EXERCISE INSTRUCTIONS ->
The listing below should be printed exactly, every line of it. Skip the pictures.

RECORDS SHOWN ->

☆ ☆ ☆ ☆ ☆

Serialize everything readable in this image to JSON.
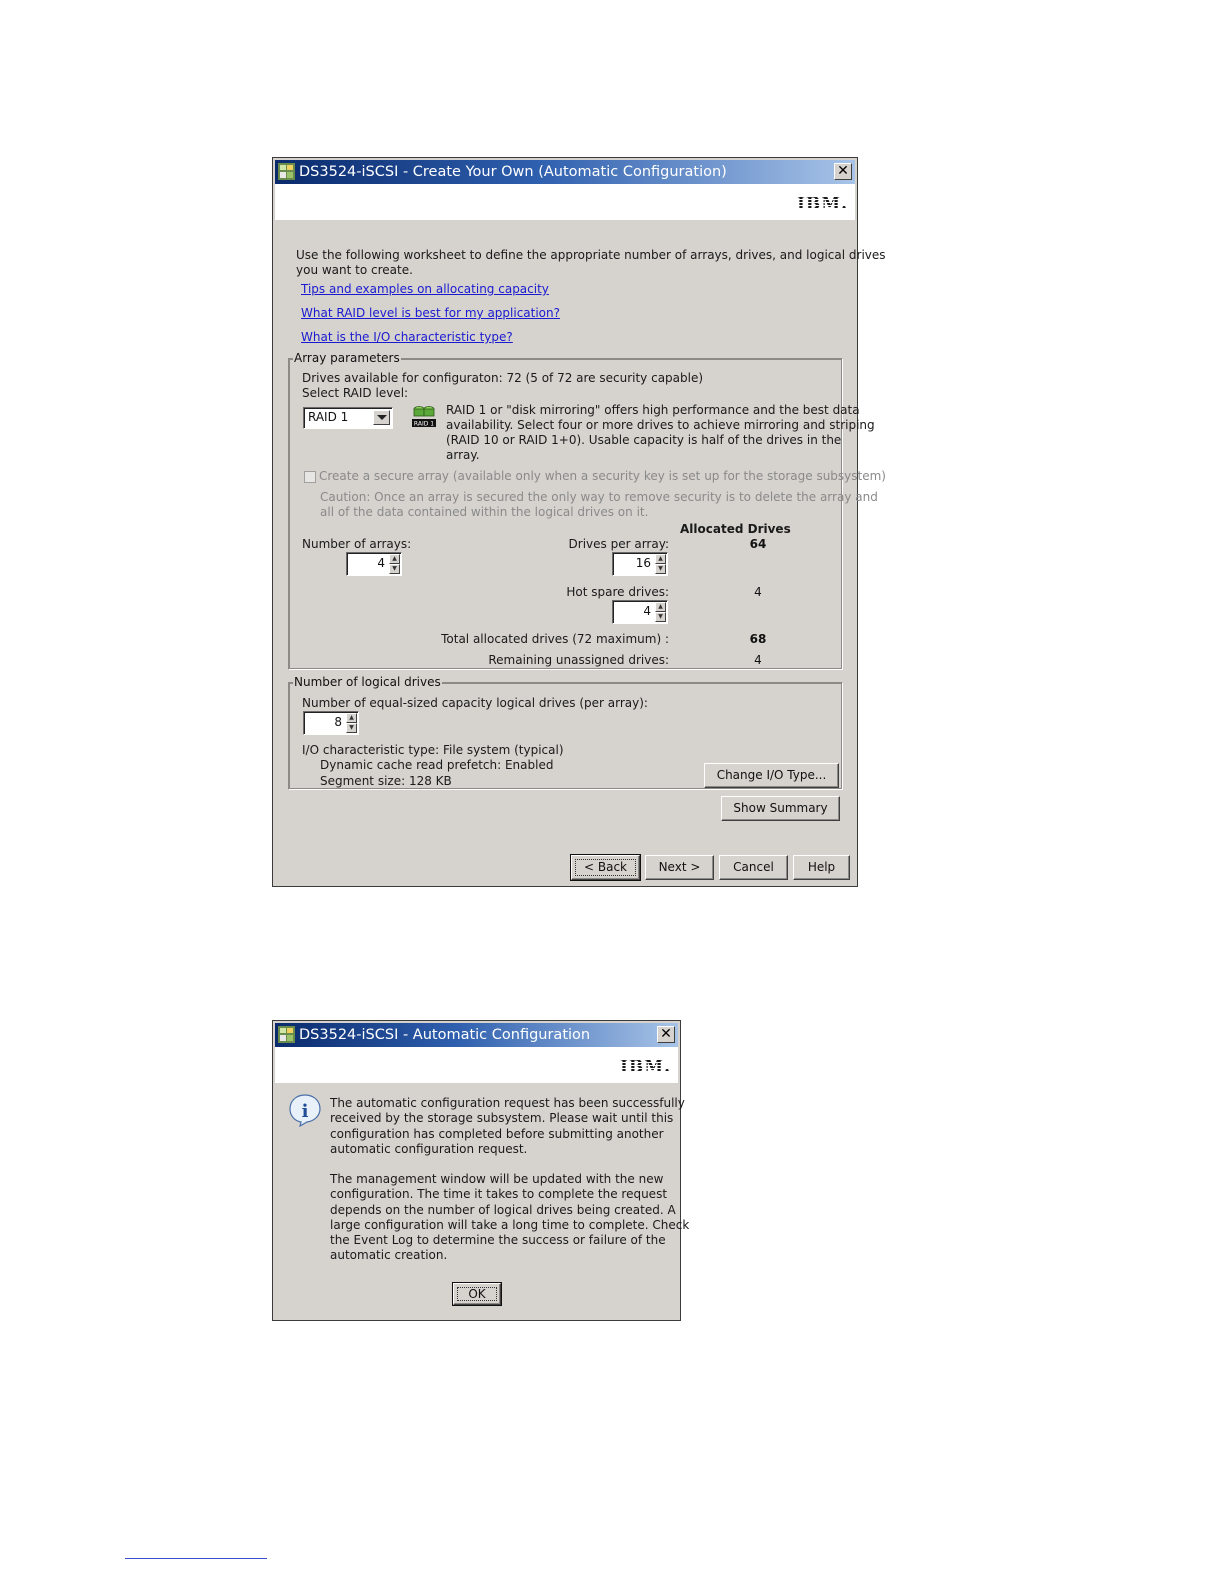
{
  "dialog1": {
    "title": "DS3524-iSCSI - Create Your Own (Automatic Configuration)",
    "close": "✕",
    "logo": "IBM.",
    "intro_line1": "Use the following worksheet to define the appropriate number of arrays, drives, and logical drives",
    "intro_line2": "you want to create.",
    "links": [
      "Tips and examples on allocating capacity",
      "What RAID level is best for my application?",
      "What is the I/O characteristic type?"
    ],
    "array_params": {
      "legend": "Array parameters",
      "drives_available": "Drives available for configuraton: 72 (5 of 72 are security capable)",
      "select_raid_label": "Select RAID level:",
      "raid_value": "RAID 1",
      "raid_icon_label": "RAID 1",
      "raid_desc": [
        "RAID 1 or \"disk mirroring\" offers high performance and the best data",
        "availability. Select four or more drives to achieve mirroring and striping",
        "(RAID 10 or RAID 1+0). Usable capacity is half of the drives in the",
        "array."
      ],
      "secure_label": "Create a secure array (available only when a security key is set up for the storage subsystem)",
      "caution": [
        "Caution: Once an array is secured the only way to remove security is to delete the array and",
        "all of the data contained within the logical drives on it."
      ],
      "allocated_header": "Allocated Drives",
      "num_arrays_label": "Number of arrays:",
      "num_arrays": "4",
      "drives_per_array_label": "Drives per array:",
      "drives_per_array": "16",
      "allocated_per_array": "64",
      "hot_spare_label": "Hot spare drives:",
      "hot_spare": "4",
      "allocated_hot_spare": "4",
      "total_label": "Total allocated drives (72 maximum) :",
      "total_value": "68",
      "remaining_label": "Remaining unassigned drives:",
      "remaining_value": "4"
    },
    "logical_drives": {
      "legend": "Number of logical drives",
      "equal_sized_label": "Number of equal-sized capacity logical drives (per array):",
      "count": "8",
      "io_type": "I/O characteristic type: File system (typical)",
      "prefetch": "Dynamic cache read prefetch: Enabled",
      "segment": "Segment size: 128  KB",
      "change_btn": "Change I/O Type..."
    },
    "show_summary": "Show Summary",
    "buttons": {
      "back": "< Back",
      "next": "Next >",
      "cancel": "Cancel",
      "help": "Help"
    }
  },
  "dialog2": {
    "title": "DS3524-iSCSI - Automatic Configuration",
    "close": "✕",
    "logo": "IBM.",
    "info_icon": "i",
    "para1": [
      "The automatic configuration request has been successfully",
      "received by the storage subsystem. Please wait until this",
      "configuration has completed before submitting another",
      "automatic configuration request."
    ],
    "para2": [
      "The management window will be updated with the new",
      "configuration. The time it takes to complete the request",
      "depends on the number of logical drives being created. A",
      "large configuration will take a long time to complete. Check",
      "the Event Log to determine the success or failure of the",
      "automatic creation."
    ],
    "ok": "OK"
  }
}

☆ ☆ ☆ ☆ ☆

RESPONSE TO THE TASK ->
Serialize everything readable in this image to JSON.
{
  "dialog1": {
    "title": "DS3524-iSCSI - Create Your Own (Automatic Configuration)",
    "close": "✕",
    "logo": "IBM.",
    "intro_line1": "Use the following worksheet to define the appropriate number of arrays, drives, and logical drives",
    "intro_line2": "you want to create.",
    "links": [
      "Tips and examples on allocating capacity",
      "What RAID level is best for my application?",
      "What is the I/O characteristic type?"
    ],
    "array_params": {
      "legend": "Array parameters",
      "drives_available": "Drives available for configuraton: 72 (5 of 72 are security capable)",
      "select_raid_label": "Select RAID level:",
      "raid_value": "RAID 1",
      "raid_icon_label": "RAID 1",
      "raid_desc": [
        "RAID 1 or \"disk mirroring\" offers high performance and the best data",
        "availability. Select four or more drives to achieve mirroring and striping",
        "(RAID 10 or RAID 1+0). Usable capacity is half of the drives in the",
        "array."
      ],
      "secure_label": "Create a secure array (available only when a security key is set up for the storage subsystem)",
      "caution": [
        "Caution: Once an array is secured the only way to remove security is to delete the array and",
        "all of the data contained within the logical drives on it."
      ],
      "allocated_header": "Allocated Drives",
      "num_arrays_label": "Number of arrays:",
      "num_arrays": "4",
      "drives_per_array_label": "Drives per array:",
      "drives_per_array": "16",
      "allocated_per_array": "64",
      "hot_spare_label": "Hot spare drives:",
      "hot_spare": "4",
      "allocated_hot_spare": "4",
      "total_label": "Total allocated drives (72 maximum) :",
      "total_value": "68",
      "remaining_label": "Remaining unassigned drives:",
      "remaining_value": "4"
    },
    "logical_drives": {
      "legend": "Number of logical drives",
      "equal_sized_label": "Number of equal-sized capacity logical drives (per array):",
      "count": "8",
      "io_type": "I/O characteristic type: File system (typical)",
      "prefetch": "Dynamic cache read prefetch: Enabled",
      "segment": "Segment size: 128  KB",
      "change_btn": "Change I/O Type..."
    },
    "show_summary": "Show Summary",
    "buttons": {
      "back": "< Back",
      "next": "Next >",
      "cancel": "Cancel",
      "help": "Help"
    }
  },
  "dialog2": {
    "title": "DS3524-iSCSI - Automatic Configuration",
    "close": "✕",
    "logo": "IBM.",
    "info_icon": "i",
    "para1": [
      "The automatic configuration request has been successfully",
      "received by the storage subsystem. Please wait until this",
      "configuration has completed before submitting another",
      "automatic configuration request."
    ],
    "para2": [
      "The management window will be updated with the new",
      "configuration. The time it takes to complete the request",
      "depends on the number of logical drives being created. A",
      "large configuration will take a long time to complete. Check",
      "the Event Log to determine the success or failure of the",
      "automatic creation."
    ],
    "ok": "OK"
  }
}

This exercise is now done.